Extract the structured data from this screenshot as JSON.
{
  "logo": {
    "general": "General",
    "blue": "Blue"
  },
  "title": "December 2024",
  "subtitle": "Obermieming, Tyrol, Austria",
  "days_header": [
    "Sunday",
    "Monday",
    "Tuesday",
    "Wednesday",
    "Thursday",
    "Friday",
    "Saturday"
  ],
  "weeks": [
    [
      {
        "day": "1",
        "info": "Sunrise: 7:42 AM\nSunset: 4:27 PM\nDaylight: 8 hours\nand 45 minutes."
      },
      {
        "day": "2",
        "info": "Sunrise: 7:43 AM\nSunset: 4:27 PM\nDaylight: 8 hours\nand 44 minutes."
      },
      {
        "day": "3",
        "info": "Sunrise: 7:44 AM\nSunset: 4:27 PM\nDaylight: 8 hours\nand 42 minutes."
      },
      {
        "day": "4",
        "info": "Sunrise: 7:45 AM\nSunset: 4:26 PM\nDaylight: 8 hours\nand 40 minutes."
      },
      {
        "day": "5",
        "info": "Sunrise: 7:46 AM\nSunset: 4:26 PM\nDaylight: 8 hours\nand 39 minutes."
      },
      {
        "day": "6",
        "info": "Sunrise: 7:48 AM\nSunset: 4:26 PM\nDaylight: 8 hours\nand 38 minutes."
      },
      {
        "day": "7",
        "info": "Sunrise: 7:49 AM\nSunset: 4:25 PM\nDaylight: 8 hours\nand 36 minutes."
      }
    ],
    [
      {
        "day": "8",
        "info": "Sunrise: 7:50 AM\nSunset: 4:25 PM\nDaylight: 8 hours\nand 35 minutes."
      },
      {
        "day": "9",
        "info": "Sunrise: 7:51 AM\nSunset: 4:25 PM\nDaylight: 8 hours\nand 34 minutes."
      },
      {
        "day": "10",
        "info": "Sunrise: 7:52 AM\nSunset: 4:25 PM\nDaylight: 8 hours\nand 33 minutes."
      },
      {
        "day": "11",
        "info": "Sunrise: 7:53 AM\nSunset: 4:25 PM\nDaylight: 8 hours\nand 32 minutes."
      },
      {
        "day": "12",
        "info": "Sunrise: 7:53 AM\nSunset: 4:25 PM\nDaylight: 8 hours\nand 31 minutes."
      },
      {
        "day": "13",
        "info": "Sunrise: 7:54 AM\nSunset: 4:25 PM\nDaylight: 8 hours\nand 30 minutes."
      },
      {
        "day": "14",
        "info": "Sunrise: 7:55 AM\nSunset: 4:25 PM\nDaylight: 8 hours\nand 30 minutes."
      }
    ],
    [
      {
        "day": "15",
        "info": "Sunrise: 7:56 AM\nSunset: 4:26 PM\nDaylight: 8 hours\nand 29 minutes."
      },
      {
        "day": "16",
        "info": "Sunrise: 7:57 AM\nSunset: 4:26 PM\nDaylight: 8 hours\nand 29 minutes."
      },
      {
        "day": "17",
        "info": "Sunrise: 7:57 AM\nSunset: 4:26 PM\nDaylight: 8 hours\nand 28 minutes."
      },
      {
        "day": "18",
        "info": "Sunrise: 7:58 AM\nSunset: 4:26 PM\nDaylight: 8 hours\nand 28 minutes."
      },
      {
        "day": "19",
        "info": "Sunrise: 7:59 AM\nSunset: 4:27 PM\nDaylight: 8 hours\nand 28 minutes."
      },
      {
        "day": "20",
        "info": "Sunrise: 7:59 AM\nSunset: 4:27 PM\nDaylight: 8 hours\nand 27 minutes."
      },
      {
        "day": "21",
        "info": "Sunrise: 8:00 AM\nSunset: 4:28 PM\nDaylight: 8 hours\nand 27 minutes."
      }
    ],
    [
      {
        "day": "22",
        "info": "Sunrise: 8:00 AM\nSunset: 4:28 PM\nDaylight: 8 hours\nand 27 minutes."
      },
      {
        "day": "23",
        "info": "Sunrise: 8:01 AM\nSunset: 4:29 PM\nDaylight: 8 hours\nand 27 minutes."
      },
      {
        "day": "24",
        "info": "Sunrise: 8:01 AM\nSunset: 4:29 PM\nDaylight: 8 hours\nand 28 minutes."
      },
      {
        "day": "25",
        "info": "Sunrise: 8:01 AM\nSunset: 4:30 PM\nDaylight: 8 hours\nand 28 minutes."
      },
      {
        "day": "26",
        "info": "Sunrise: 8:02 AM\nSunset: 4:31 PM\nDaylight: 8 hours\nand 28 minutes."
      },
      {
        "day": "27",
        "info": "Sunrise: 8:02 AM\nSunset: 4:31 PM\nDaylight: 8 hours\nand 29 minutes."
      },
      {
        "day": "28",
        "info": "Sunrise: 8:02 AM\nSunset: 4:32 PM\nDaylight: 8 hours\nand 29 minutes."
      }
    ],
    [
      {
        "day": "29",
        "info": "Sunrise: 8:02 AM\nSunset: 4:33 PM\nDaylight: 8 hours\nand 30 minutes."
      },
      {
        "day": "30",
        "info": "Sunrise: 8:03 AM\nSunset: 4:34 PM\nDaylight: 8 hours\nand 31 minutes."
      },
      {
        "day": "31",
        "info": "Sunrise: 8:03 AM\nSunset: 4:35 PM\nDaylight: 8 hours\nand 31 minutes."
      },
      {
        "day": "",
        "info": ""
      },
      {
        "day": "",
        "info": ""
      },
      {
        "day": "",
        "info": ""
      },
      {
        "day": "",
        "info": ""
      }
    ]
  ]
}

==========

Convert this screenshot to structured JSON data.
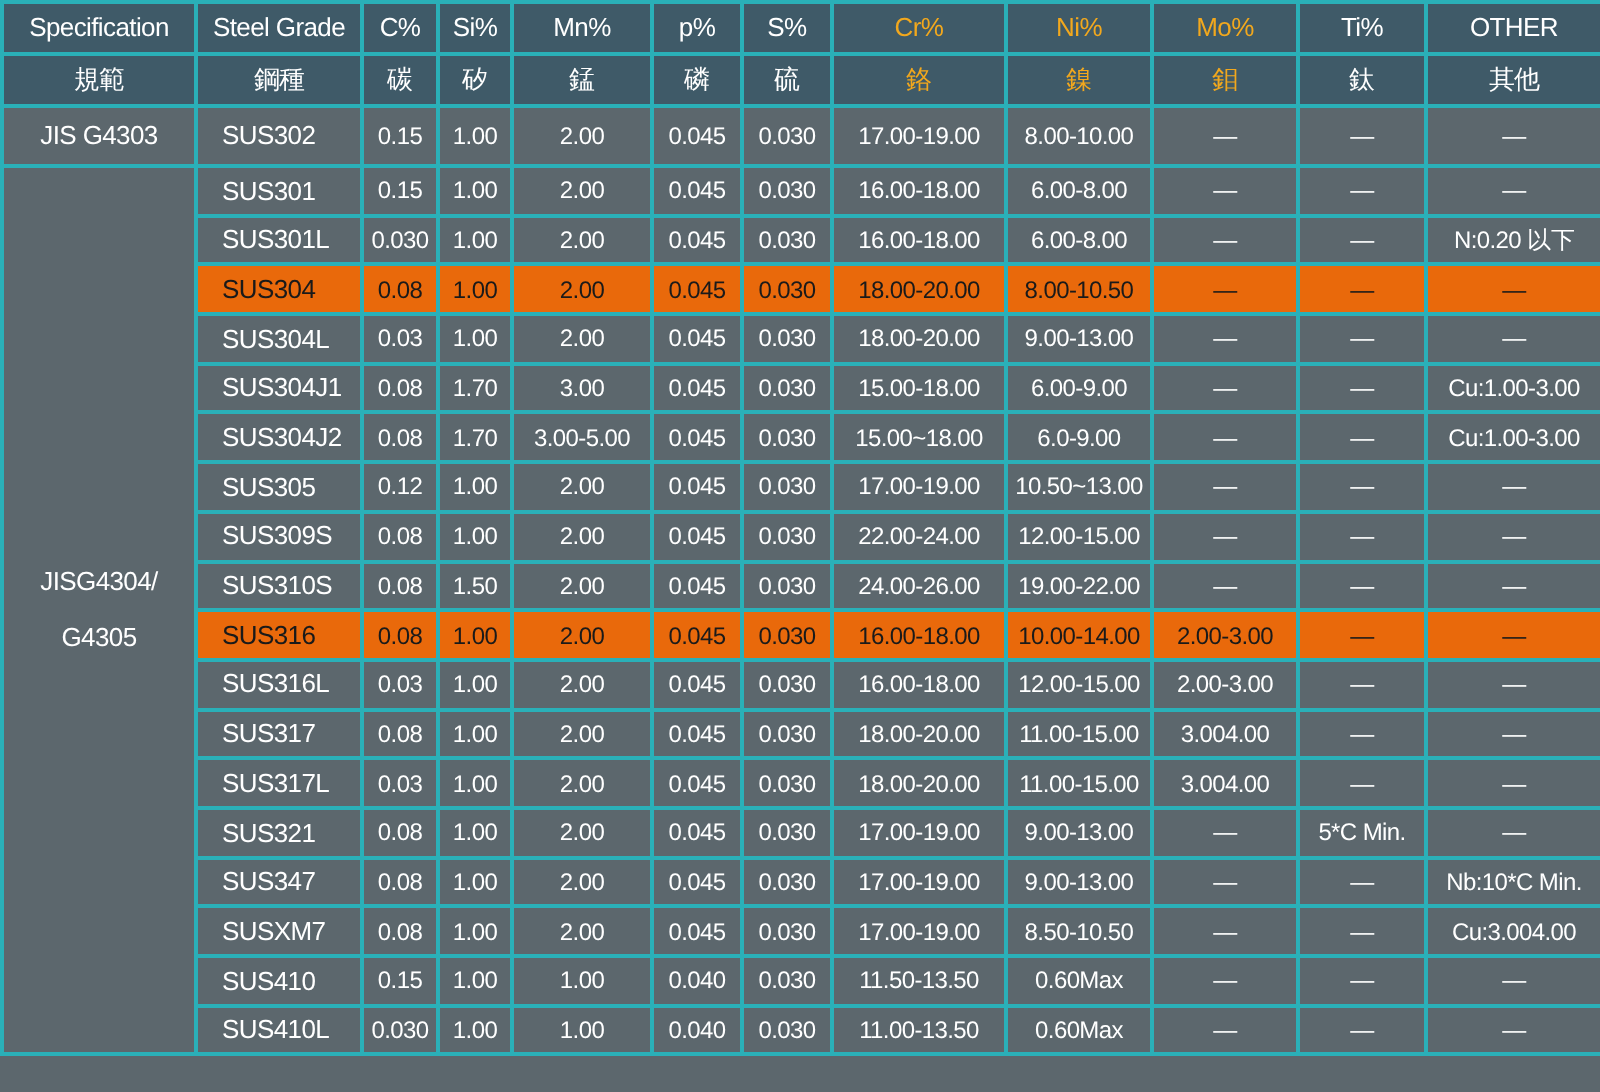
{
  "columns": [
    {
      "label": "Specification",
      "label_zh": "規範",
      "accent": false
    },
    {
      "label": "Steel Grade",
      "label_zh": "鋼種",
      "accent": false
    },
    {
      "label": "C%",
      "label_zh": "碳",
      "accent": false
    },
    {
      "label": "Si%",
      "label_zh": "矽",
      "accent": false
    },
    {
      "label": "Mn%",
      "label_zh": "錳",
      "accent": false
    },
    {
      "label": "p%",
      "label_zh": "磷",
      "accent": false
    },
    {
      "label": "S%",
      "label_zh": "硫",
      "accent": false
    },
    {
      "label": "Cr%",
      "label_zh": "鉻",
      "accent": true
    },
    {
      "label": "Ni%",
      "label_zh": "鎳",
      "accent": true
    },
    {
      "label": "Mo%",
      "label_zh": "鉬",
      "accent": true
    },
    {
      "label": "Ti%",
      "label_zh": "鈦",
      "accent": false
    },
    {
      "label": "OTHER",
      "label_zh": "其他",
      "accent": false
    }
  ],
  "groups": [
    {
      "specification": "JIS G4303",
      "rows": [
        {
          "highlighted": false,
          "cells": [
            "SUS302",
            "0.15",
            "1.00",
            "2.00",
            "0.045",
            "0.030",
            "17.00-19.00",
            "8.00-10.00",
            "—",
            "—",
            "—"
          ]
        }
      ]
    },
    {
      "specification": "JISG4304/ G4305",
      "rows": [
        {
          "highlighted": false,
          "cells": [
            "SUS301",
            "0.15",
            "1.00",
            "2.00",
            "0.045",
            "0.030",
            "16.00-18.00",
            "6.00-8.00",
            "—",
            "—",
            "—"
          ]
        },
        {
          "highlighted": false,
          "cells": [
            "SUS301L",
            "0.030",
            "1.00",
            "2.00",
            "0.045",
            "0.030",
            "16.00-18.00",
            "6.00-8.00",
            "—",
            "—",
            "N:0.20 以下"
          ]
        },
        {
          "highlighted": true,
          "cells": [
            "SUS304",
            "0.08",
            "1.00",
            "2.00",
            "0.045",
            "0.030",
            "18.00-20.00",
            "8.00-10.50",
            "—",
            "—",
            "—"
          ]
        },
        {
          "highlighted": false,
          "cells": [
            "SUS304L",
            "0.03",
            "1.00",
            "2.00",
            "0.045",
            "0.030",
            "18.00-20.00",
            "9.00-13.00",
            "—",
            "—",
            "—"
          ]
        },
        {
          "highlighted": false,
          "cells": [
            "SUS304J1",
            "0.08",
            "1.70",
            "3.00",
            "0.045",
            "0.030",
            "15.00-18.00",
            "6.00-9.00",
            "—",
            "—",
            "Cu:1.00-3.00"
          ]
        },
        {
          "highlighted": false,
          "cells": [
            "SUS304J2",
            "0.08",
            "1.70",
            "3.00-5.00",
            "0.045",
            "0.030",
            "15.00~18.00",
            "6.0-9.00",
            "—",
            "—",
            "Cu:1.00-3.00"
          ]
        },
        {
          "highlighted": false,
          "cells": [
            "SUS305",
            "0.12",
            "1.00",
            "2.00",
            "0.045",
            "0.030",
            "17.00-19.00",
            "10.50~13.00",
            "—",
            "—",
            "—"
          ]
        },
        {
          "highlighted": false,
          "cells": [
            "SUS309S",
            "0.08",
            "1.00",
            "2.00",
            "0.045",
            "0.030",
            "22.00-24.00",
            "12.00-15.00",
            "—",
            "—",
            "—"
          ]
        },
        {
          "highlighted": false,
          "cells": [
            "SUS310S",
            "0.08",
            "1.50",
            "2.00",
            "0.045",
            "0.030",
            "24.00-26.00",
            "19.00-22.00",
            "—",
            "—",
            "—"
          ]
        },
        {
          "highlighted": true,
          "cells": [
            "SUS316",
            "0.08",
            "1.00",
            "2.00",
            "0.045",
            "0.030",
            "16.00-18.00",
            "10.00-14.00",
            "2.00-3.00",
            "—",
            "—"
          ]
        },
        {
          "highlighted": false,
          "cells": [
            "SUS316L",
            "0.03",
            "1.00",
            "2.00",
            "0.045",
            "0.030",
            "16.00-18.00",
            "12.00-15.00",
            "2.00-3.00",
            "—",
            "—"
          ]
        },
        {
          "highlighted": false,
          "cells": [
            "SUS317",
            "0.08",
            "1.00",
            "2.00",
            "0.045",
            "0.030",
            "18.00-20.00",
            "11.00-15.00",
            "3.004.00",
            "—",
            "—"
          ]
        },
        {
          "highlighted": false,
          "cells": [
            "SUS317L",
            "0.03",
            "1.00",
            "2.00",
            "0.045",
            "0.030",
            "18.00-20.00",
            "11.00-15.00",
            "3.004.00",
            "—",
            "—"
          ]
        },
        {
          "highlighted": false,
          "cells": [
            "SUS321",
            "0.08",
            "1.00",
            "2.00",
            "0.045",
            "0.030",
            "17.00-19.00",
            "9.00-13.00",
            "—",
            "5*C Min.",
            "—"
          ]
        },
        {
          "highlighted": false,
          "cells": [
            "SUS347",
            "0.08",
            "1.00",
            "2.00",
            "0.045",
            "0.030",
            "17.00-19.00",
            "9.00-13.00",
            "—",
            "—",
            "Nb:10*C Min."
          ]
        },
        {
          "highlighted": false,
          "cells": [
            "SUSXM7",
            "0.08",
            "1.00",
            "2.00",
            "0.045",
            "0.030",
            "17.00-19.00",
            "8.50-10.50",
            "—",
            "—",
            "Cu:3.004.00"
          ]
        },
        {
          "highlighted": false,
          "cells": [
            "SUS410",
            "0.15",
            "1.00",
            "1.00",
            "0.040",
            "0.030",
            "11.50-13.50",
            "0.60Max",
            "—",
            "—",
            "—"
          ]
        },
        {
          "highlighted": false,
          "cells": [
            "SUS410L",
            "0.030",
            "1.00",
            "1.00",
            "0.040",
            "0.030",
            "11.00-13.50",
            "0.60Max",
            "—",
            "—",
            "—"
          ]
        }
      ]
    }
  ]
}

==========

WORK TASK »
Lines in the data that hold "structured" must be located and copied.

EXERCISE RESPONSE »
Extract the structured data from this screenshot as JSON.
Convert this screenshot to structured JSON data.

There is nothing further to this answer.